→ **BRIEF**: Across the listing below, how many lines contain "more"? Answer with the number and nothing else.

→ **PROVIDED INFORMATION**:
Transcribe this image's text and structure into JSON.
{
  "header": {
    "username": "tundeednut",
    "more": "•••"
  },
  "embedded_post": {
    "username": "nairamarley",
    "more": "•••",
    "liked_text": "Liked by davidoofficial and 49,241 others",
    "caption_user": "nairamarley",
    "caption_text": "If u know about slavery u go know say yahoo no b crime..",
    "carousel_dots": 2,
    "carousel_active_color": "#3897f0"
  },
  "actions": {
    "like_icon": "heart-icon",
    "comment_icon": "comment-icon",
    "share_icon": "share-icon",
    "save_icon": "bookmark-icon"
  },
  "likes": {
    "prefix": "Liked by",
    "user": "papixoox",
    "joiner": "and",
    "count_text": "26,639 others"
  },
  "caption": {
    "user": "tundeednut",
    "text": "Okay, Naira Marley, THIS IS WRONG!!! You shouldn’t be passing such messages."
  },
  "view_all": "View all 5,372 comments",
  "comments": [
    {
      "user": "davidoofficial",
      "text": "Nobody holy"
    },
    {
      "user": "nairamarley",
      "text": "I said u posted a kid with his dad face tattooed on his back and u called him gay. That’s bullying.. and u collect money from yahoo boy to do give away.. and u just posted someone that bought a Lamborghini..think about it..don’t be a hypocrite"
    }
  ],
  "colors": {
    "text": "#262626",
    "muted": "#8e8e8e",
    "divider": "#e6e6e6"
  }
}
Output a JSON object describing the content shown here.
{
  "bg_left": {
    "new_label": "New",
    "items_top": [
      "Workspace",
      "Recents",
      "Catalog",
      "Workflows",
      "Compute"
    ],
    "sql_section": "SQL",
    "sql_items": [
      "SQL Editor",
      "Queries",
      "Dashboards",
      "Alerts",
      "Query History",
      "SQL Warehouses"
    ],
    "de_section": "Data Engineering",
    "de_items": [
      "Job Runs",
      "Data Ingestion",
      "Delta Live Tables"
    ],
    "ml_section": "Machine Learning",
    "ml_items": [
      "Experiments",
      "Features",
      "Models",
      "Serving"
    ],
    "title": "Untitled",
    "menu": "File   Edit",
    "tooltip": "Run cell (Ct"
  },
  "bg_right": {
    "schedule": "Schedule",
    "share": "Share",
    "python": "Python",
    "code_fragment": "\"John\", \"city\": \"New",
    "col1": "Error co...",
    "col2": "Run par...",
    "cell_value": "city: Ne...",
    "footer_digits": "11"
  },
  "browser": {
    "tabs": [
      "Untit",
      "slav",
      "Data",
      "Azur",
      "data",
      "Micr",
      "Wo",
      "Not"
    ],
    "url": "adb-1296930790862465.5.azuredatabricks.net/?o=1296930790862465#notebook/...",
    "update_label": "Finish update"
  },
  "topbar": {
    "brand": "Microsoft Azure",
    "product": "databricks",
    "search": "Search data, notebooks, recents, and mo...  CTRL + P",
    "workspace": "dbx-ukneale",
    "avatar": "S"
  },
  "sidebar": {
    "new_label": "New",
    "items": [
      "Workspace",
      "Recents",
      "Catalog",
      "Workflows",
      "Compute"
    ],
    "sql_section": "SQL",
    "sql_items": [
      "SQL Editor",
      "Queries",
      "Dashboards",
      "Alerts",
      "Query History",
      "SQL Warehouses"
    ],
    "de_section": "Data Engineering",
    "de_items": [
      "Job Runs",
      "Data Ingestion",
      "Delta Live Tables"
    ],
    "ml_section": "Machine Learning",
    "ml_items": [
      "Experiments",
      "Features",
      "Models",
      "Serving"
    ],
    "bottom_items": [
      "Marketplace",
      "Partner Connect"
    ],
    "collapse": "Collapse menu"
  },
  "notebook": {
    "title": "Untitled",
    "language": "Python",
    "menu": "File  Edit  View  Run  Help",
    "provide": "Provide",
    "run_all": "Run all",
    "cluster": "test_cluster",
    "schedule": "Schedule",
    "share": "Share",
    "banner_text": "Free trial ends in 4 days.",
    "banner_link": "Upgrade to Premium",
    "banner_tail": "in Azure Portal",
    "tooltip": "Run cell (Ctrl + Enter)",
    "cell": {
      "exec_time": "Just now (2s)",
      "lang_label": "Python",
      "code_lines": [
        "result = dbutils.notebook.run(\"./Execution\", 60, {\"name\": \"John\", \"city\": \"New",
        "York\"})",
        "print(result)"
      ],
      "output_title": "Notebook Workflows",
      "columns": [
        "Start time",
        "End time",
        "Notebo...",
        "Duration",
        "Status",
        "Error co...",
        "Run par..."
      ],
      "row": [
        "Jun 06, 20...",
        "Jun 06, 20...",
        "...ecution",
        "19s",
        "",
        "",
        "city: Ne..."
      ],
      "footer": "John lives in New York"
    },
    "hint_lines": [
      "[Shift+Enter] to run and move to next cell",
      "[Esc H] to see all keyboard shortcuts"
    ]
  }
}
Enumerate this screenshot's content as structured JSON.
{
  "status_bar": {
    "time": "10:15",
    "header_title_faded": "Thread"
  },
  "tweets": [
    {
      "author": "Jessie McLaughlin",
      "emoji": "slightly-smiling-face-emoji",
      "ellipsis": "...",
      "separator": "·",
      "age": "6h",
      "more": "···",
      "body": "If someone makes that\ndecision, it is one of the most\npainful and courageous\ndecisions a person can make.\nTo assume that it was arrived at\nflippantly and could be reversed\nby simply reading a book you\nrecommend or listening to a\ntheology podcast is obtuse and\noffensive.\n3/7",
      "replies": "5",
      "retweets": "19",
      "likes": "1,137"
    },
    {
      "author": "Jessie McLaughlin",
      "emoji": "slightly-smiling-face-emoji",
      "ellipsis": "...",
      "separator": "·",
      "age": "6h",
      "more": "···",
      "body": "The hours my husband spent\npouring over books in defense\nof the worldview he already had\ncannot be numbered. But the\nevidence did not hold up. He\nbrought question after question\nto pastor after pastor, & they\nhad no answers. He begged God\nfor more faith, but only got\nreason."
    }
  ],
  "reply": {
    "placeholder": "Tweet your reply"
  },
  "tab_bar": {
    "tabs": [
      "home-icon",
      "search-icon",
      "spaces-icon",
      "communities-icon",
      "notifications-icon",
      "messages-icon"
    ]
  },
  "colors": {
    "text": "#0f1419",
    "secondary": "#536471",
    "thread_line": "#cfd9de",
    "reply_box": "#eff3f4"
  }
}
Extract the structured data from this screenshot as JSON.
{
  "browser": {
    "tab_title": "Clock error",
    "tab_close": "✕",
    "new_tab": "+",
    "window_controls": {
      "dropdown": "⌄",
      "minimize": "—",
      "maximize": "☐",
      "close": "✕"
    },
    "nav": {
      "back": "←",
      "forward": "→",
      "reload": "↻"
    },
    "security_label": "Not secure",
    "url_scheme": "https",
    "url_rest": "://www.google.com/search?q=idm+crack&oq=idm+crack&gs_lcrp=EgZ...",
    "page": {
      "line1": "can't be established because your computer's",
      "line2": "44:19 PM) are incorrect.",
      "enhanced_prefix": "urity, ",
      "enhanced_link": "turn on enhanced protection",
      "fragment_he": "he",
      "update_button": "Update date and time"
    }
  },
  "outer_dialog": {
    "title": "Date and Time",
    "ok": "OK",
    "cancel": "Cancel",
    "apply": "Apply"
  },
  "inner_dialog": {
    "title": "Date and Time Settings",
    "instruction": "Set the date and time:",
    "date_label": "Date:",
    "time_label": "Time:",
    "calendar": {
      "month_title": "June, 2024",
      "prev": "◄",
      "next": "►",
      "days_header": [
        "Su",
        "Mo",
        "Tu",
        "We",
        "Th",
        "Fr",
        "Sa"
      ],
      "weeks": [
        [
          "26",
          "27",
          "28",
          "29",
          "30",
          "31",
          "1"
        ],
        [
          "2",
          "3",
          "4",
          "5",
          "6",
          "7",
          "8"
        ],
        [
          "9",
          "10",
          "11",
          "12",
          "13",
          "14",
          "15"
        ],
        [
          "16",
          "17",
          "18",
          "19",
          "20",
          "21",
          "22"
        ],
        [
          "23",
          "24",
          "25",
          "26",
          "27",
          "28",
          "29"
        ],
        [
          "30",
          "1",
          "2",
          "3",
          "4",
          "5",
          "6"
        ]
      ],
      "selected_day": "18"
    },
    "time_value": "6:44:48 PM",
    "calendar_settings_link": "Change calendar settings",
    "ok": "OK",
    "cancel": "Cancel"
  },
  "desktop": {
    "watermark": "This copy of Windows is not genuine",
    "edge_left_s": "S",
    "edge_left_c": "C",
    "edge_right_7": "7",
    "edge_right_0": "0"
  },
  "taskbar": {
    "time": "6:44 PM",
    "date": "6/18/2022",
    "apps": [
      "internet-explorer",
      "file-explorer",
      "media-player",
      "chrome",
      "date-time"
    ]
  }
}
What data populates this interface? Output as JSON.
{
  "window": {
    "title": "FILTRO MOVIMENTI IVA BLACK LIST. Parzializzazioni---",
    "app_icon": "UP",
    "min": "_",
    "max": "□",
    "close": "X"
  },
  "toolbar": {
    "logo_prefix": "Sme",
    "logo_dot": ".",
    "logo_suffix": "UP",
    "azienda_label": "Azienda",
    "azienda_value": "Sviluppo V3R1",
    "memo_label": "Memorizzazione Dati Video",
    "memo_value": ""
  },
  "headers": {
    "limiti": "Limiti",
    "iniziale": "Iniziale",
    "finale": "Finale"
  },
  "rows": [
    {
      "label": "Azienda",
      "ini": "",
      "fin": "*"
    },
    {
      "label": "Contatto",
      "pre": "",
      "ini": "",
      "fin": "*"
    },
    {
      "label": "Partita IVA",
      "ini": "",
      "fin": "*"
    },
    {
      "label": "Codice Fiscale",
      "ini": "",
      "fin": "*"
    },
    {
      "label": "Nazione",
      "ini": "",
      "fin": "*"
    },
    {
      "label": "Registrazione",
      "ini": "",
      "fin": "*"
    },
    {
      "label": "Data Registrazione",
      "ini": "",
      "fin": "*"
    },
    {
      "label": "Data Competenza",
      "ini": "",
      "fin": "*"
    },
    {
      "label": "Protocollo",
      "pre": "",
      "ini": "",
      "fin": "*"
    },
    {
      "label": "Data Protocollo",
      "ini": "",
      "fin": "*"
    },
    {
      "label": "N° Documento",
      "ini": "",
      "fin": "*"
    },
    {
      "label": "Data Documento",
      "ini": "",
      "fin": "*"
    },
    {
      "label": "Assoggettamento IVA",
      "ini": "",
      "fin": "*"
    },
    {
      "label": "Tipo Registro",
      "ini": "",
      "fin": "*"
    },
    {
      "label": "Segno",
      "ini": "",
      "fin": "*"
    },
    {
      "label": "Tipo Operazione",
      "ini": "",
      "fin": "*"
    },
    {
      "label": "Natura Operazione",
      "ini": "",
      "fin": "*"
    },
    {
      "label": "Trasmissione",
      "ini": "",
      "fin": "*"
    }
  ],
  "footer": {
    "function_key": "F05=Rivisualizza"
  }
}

→ **ANSWER BELOW**: 5